Problem description: What you return must be the lines of the data that hold the word "water".

─── Source records ───

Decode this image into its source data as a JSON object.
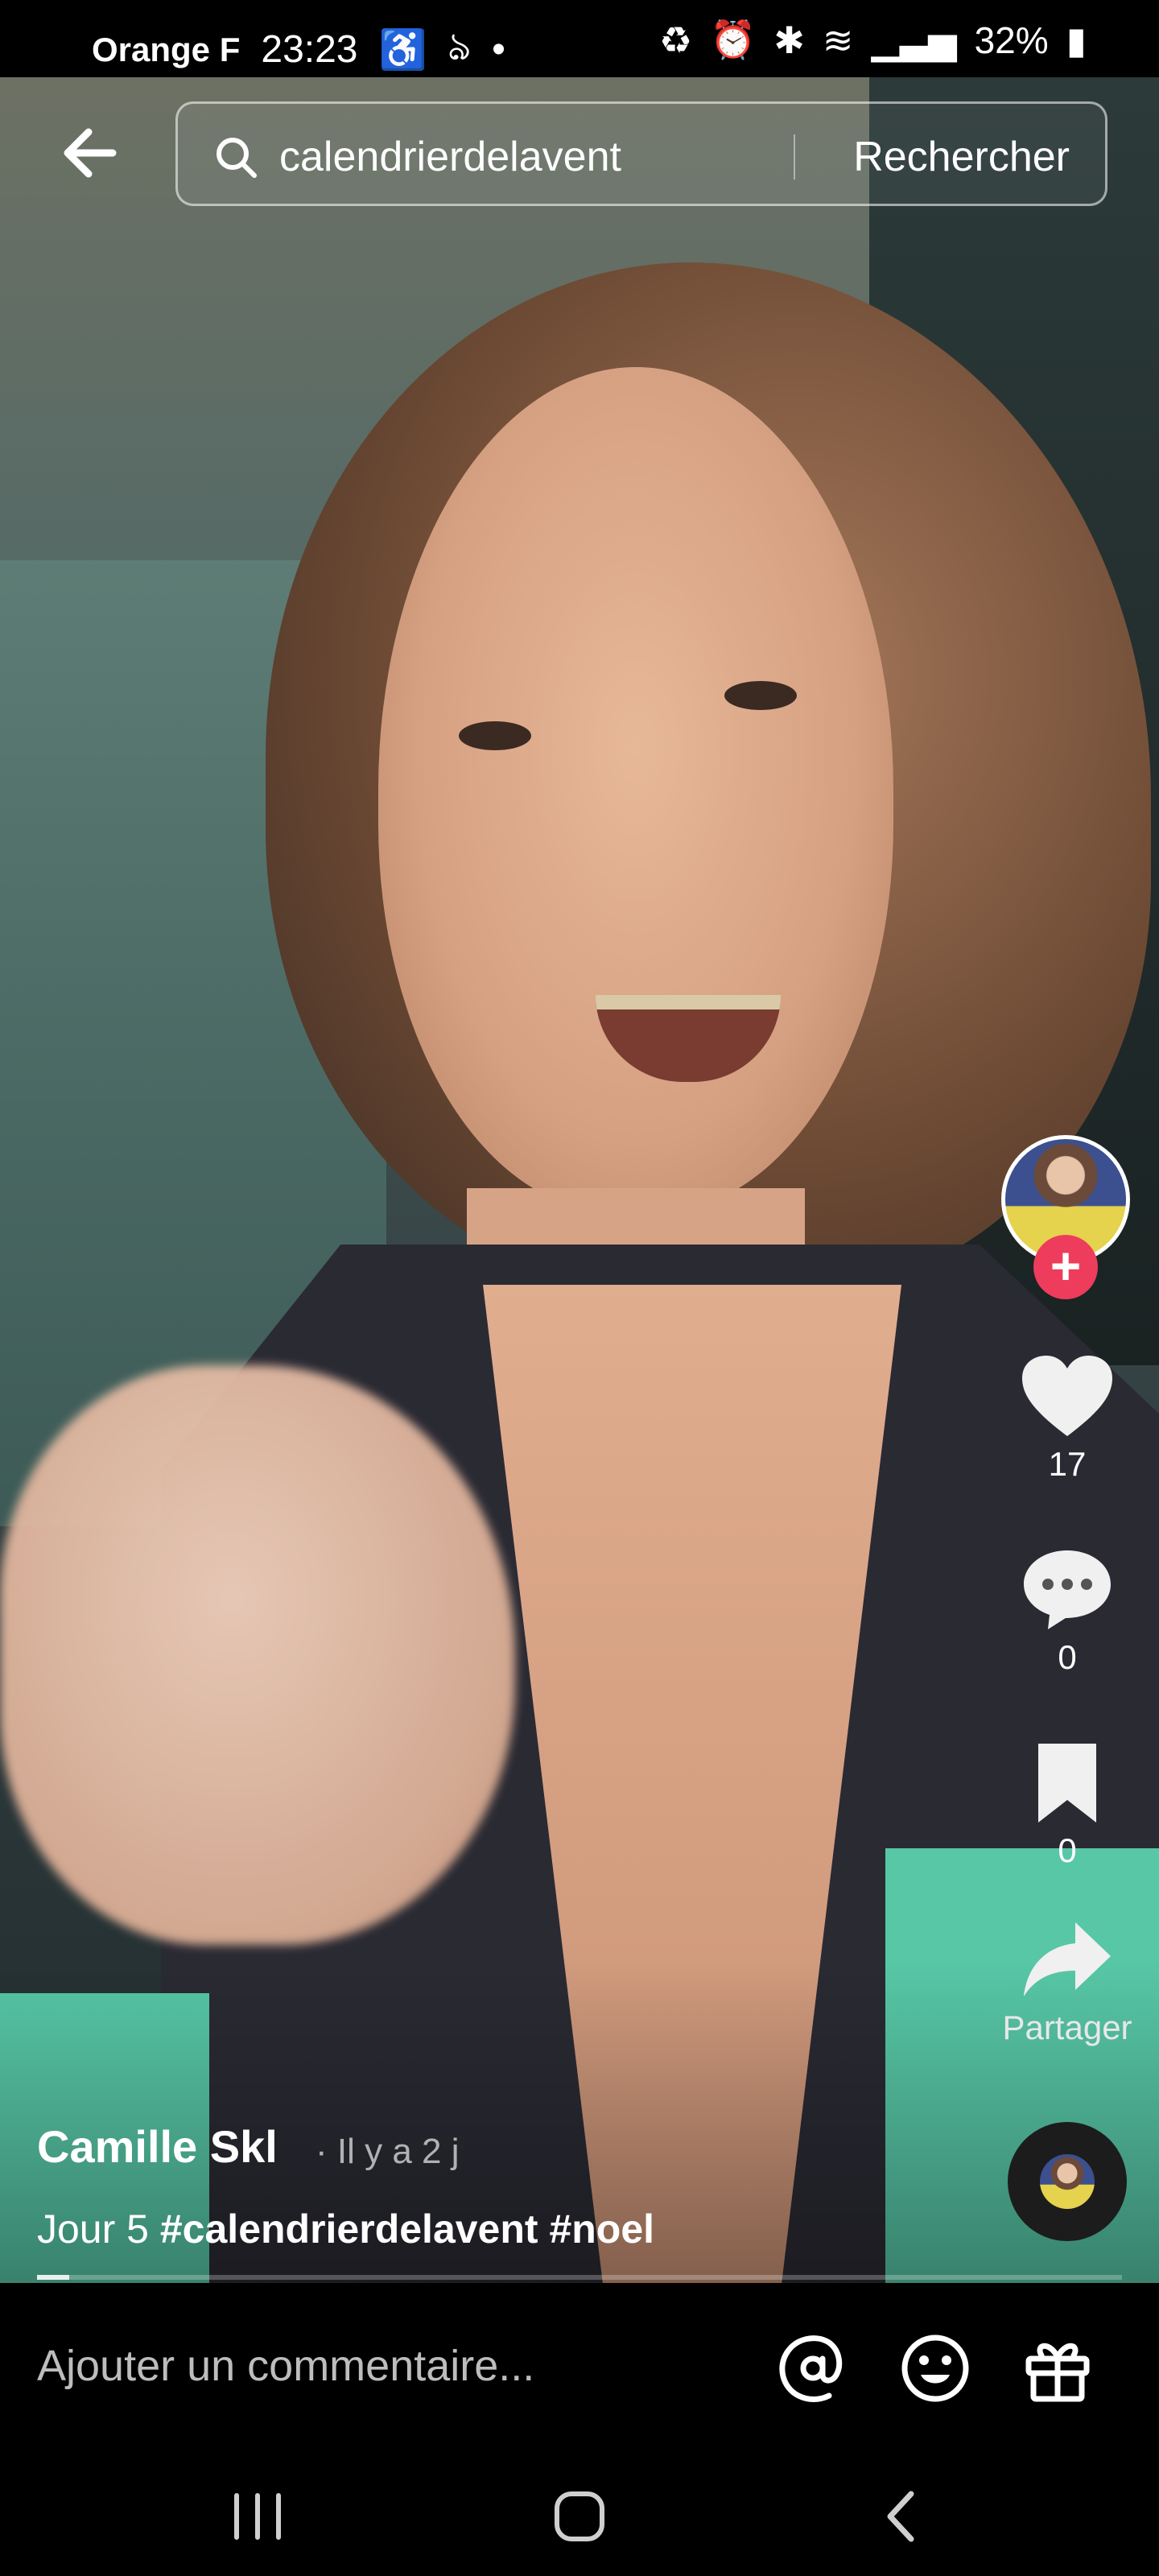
{
  "status_bar": {
    "carrier": "Orange F",
    "time": "23:23",
    "battery": "32%"
  },
  "search": {
    "query": "calendrierdelavent",
    "button_label": "Rechercher"
  },
  "video": {
    "author": "Camille  Skl",
    "posted": "· Il y a 2 j",
    "caption_text": "Jour 5",
    "caption_tags": "#calendrierdelavent #noel",
    "progress": 0.03
  },
  "actions": {
    "likes": "17",
    "comments": "0",
    "saves": "0",
    "share_label": "Partager"
  },
  "comment_bar": {
    "placeholder": "Ajouter un commentaire..."
  },
  "icons": {
    "back": "arrow-left-icon",
    "search": "search-icon",
    "like": "heart-icon",
    "comment": "comment-bubble-icon",
    "save": "bookmark-icon",
    "share": "share-arrow-icon",
    "mention": "at-icon",
    "emoji": "emoji-icon",
    "gift": "gift-icon"
  },
  "colors": {
    "follow_button": "#ee3c5c",
    "background": "#000000"
  }
}
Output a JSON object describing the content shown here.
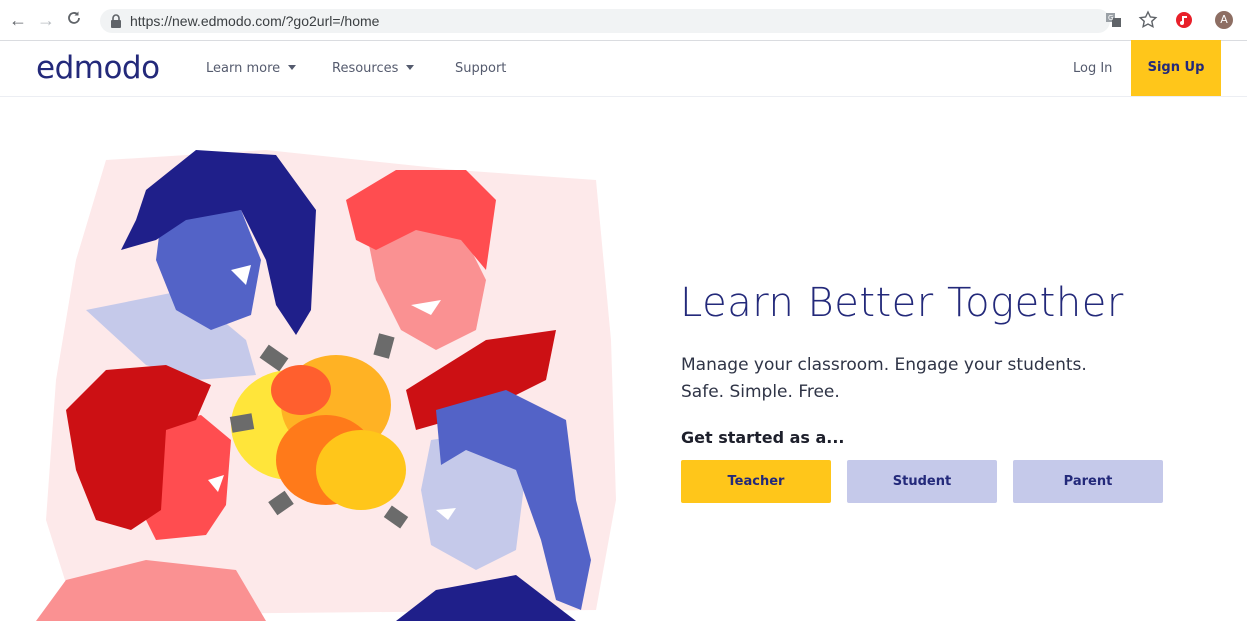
{
  "browser": {
    "url": "https://new.edmodo.com/?go2url=/home",
    "profile_initial": "A"
  },
  "header": {
    "logo": "edmodo",
    "nav": {
      "learn_more": "Learn more",
      "resources": "Resources",
      "support": "Support"
    },
    "login": "Log In",
    "signup": "Sign Up"
  },
  "hero": {
    "headline": "Learn Better Together",
    "sub_line1": "Manage your classroom. Engage your students.",
    "sub_line2": "Safe. Simple. Free.",
    "get_started": "Get started as a...",
    "roles": {
      "teacher": "Teacher",
      "student": "Student",
      "parent": "Parent"
    }
  },
  "colors": {
    "brand_navy": "#23297a",
    "accent_yellow": "#ffc61a",
    "lavender": "#c5c9ea"
  },
  "icons": [
    "back-arrow-icon",
    "forward-arrow-icon",
    "reload-icon",
    "lock-icon",
    "translate-icon",
    "star-icon",
    "extension-icon"
  ]
}
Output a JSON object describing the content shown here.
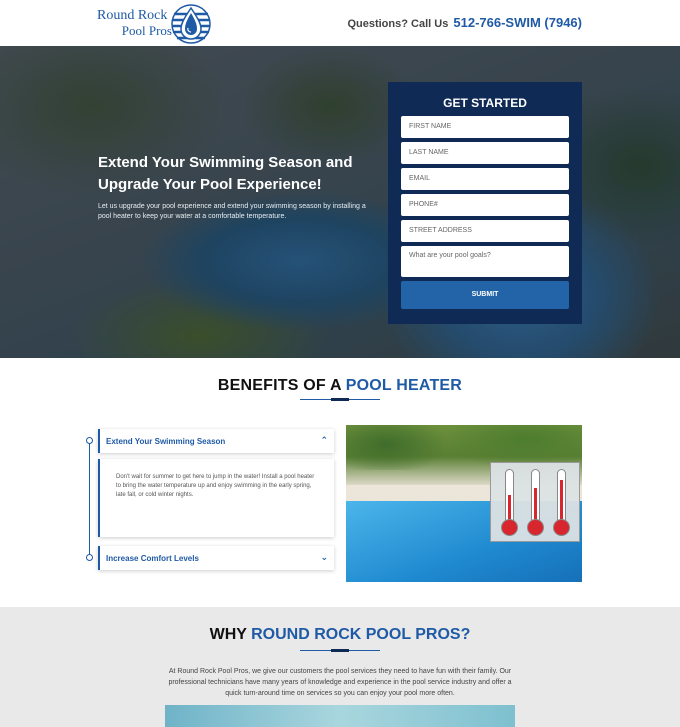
{
  "header": {
    "logo_line1": "Round Rock",
    "logo_line2": "Pool Pros",
    "phone_prompt": "Questions? Call Us",
    "phone_number": "512-766-SWIM (7946)"
  },
  "hero": {
    "title": "Extend Your Swimming Season and Upgrade Your Pool Experience!",
    "subtitle": "Let us upgrade your pool experience and extend your swimming season by installing a pool heater to keep your water at a comfortable temperature."
  },
  "form": {
    "title": "GET STARTED",
    "fields": {
      "first_name": "FIRST NAME",
      "last_name": "LAST NAME",
      "email": "EMAIL",
      "phone": "PHONE#",
      "address": "STREET ADDRESS",
      "goals": "What are your pool goals?"
    },
    "submit_label": "SUBMIT"
  },
  "benefits": {
    "title_prefix": "BENEFITS OF A ",
    "title_accent": "POOL HEATER",
    "items": [
      {
        "label": "Extend Your Swimming Season",
        "expanded": true,
        "body": "Don't wait for summer to get here to jump in the water! Install a pool heater to bring the water temperature up and enjoy swimming in the early spring, late fall, or cold winter nights."
      },
      {
        "label": "Increase Comfort Levels",
        "expanded": false
      }
    ],
    "thermometer_levels": [
      0.55,
      0.7,
      0.85
    ]
  },
  "why": {
    "title_prefix": "WHY ",
    "title_accent": "ROUND ROCK POOL PROS?",
    "text": "At Round Rock Pool Pros, we give our customers the pool services they need to have fun with their family. Our professional technicians have many years of knowledge and experience in the pool service industry and offer a quick turn-around time on services so you can enjoy your pool more often."
  },
  "colors": {
    "brand_blue": "#1f5aa6",
    "form_bg": "#0f2a55",
    "submit_bg": "#2363a8"
  }
}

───

Final answer:
    "subtitle": "Let us upgrade your pool experience and extend your swimming season by installing a pool heater to keep your water at a comfortable temperature."
        "body": "Don't wait for summer to get here to jump in the water! Install a pool heater to bring the water temperature up and enjoy swimming in the early spring, late fall, or cold winter nights."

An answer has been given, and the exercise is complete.